I’m informed by what I’m listening to and what moves me at that time; whatever has an emotional impact – that’s what I’m drawn to. I also love surf guitar tones, big verbs trem and delay – they create a sense of space. I have a desire to move to the desert… but I can’t handle the heat! San Francisco is neither hot nor cold relatively speaking.
Is there anything in music that you feel you still would like to achieve but you still haven’t arrived there yet?
I’ve achieved something?! That’s new to me! I just go where the muse takes me. I have a new album that I’ve recorded with Chuck that is my approach to Dub. Live drums and bass and then layered sounds and instruments. Fun shit. It’ll be out in Japan in April or May.
Who are your role models these days motivating you to keep on producing and putting music out?

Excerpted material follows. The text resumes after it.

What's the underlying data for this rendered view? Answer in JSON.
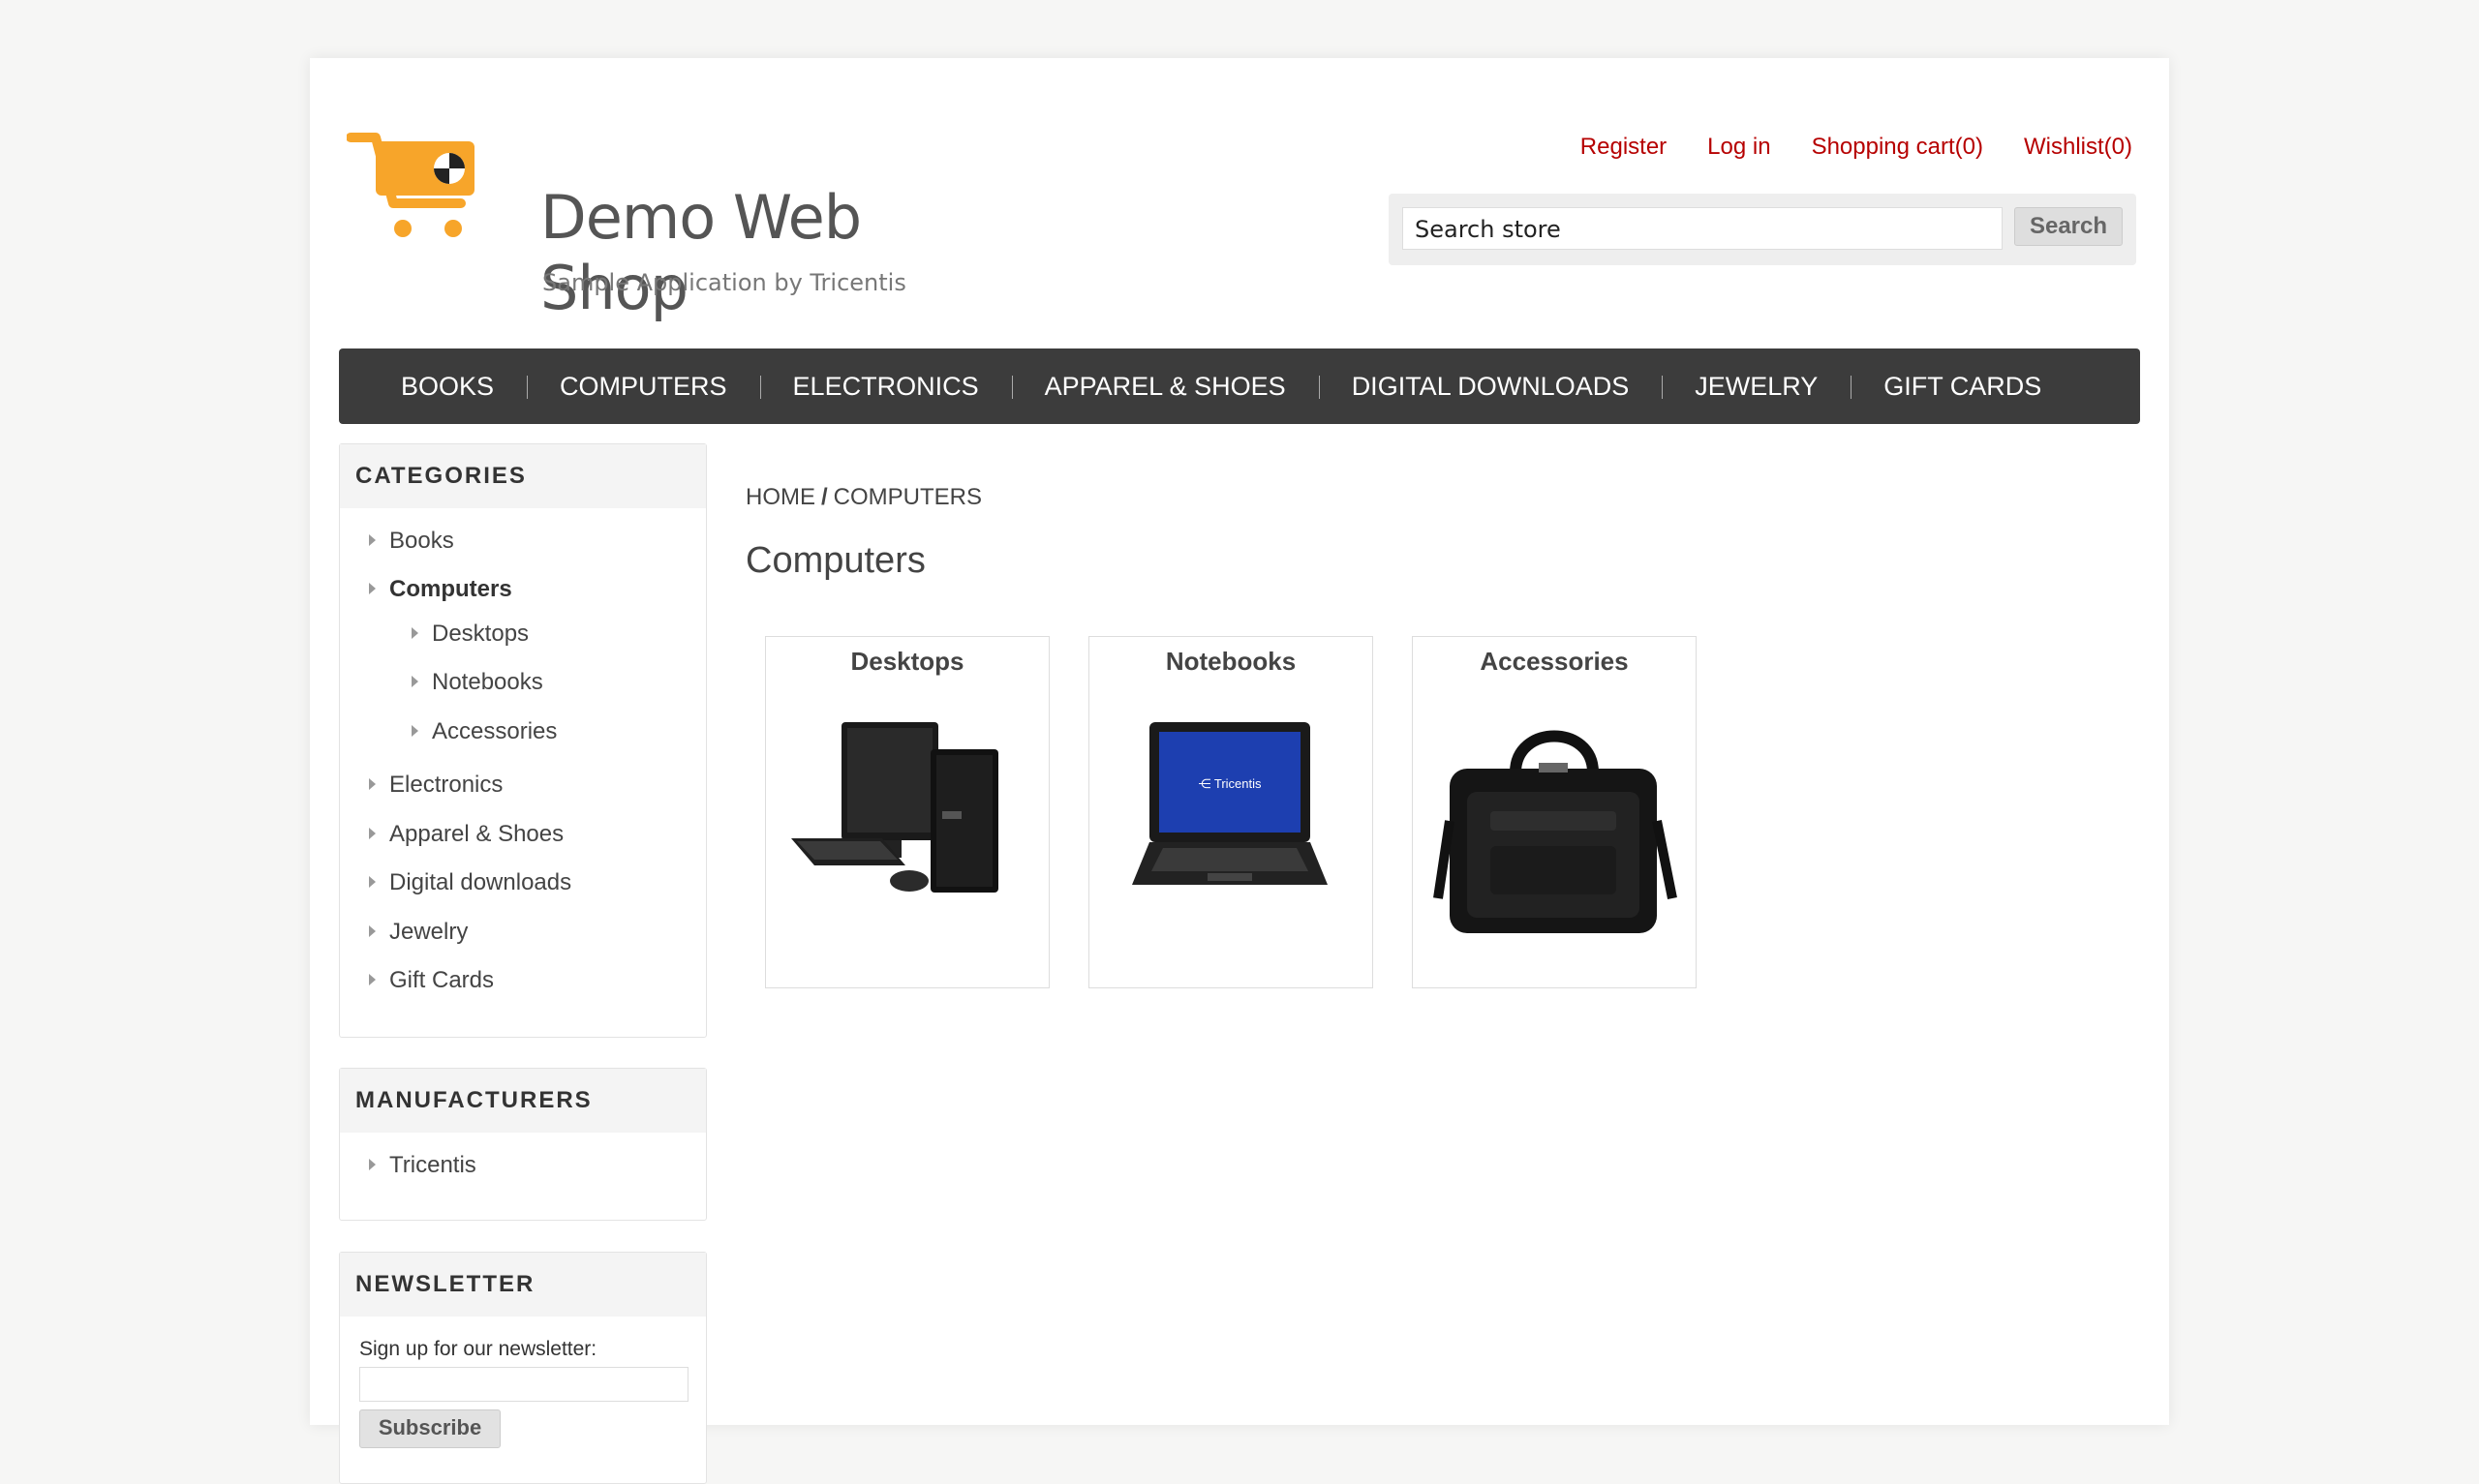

I don’t have any role models. It’s all a very solo journey. The need to be creative is what drives me. Instruments just happen to be the tools or medium that I work with. I like making shit. It’s more about the process than the end result.
Fair enough. And what vibes or emotions get you amped to create music?
Hmm… It can be a tone, a rhythm, a riff. Anything – even non musical. Or it can be playing music with friends – that’s the best.
Would you say that skateboarding culture – and your legacy in it – has a way of shaping and informing your music?
Not sure that it does other than the DIY ethos – just like punk. The fuck it attitude. Just try and keep trying – fall down and keep getting up.
How often do you skateboard these days?
I just skated before writing this. But not daily as my body – knees and back, specifically – won’t allow it. But I still have the fire, which is frustrating at times. I want to skate, but I’m shutdown by physical limitations. But I had a good run.
What important important lessons are you collecting along the way as a musician?
As long as the music is coming from an honest place, don’t worry about what people think or about attaining accolades or rewards. The music will take care of you. It’ll see you through good times and bad.
I liked those words, man! Are we going to be able to see you playing in Europe anytime soon?
I’m working on a tour in August right now – we’ll see if it comes together. It’s difficult as it’s expensive. That’s one of the main reasons I never tour. I have to hire a band and pay them on top of all the travel expenses and so on. It all comes out of my pocket usualy. My hope is to just break even.
A chat for Staf Magazine. Photo by Claudine Gossett. Album cover by Nathaniel Russell